Blog #8: “hold your analysis lightly”
Blog #8 Practitioner analysis versus community analysis
Most community development practitioners will have an analysis of a social or community issue. For example, if a practitioner is in conversation with people talking about their housing challenges/distress, the practitioner will often hold an analysis of how housing becomes a problem in capitalist societies where shelter/housing isn’t a social right. Or if people are in a group discussing unemployment the practitioner will probably have an analysis of how this society needs unemployment. I call this the ‘practitioner analysis’: it’s what the practitioner thinks about the issue.
Usually, such analysis comes out of a fair bit of study, reading policy analysis, doing sociology or public policy courses. Such a practitioner might feel their analysis is accurate.

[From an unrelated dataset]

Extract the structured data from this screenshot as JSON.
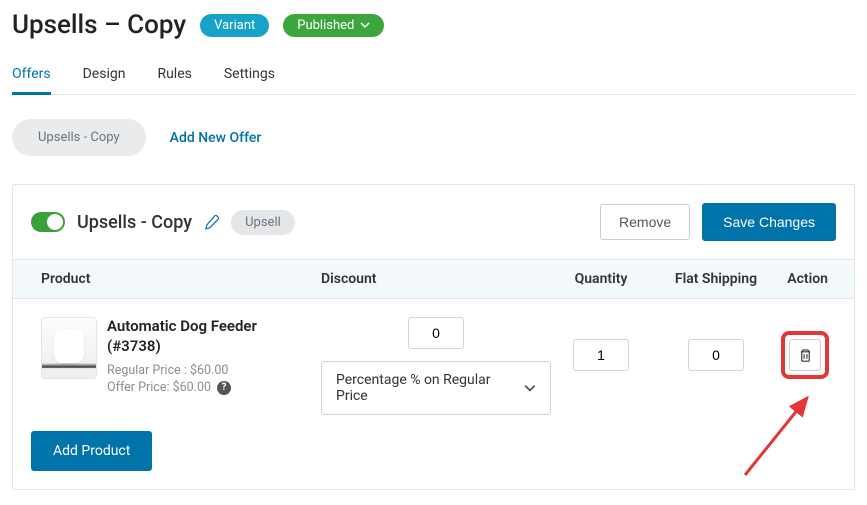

But, this analysis – I suggest – needs to be held lightly when working with groups in community. Not let go of, not thrown into the garbage bin. But simply held lightly.
Why? For a few reasons. Firstly, to allow the practitioner space to really hear and absorb the lived experience of people facing homelessness or unemployment (or whatever ‘issue’ is being discussed). While the practitioner may have an analysis or theory about the concept of homelessness (that may also be valid), this should not be seen as more important than people’s real life experiences and their understanding of the issues (and even their potential solutions). As R. Tagore espoused, “see what the people see”. This requires time and deep listening from the practitioner.

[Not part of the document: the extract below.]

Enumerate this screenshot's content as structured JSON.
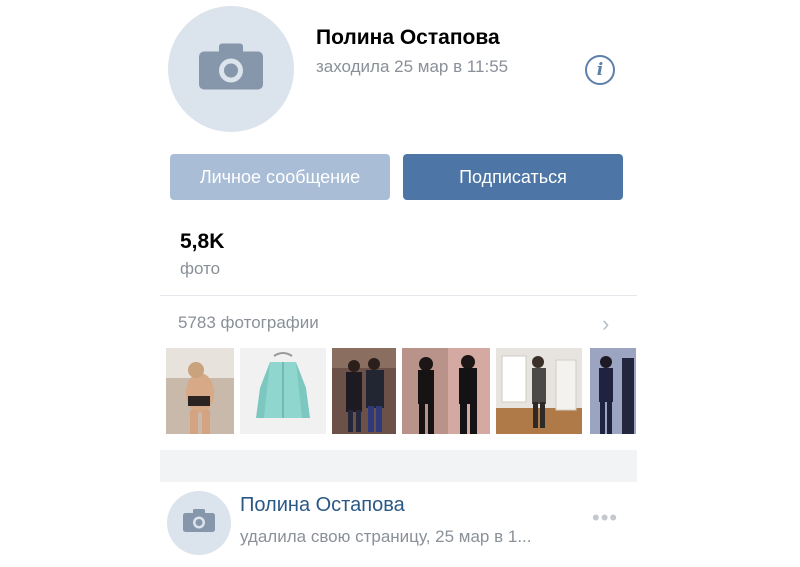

Secondly, a group or community also needs time and space to work out their analysis – what I call a ‘community analysis’. A process which can be facilitated by the practitioner.
Now this is a delicate process and consists of a subtle relationship between practitioner and community. Many questions arise. For example, what if a group of people experiencing long term unemployment sit around and come up with a ‘community analysis’ that they’re unemployed because they’re stupid - reminding me of Schumacher’s maxim, ‘to be poor is to be convinced of your own ignorance’ (Note, Schumacher doesn’t say, ‘to be poor is to be ignorant’ – but to be convinced). Well, as a practitioner we’re likely to be convinced that this group’s analysis is inadequate/inaccurate even. So our delicate work becomes creating the conditions for dialogue, curiosity and openness to exploring different analyses.
In my experience a good way forward is to:
- hold our own analysis lightly, being truly open to other ideas/perspectives and ‘see what the people see’
- support a process where groups of people move from their hasty analysis to ‘we don’t really know, we need to learn more’;
- which creates space to invite other people/other ideas into the space.
In the example given this might mean the group inviting some people in to talk about:
- how unemployment can be understood in the context of hyper-capitalist societies and possible ways forward;
- how alternative social economies work for those on the margins.
Finally, think of a time that you’ve imposed your analysis on a group, or not given time for a group to ‘work out an analysis’ (with input from others). What do you think you could do differently next time?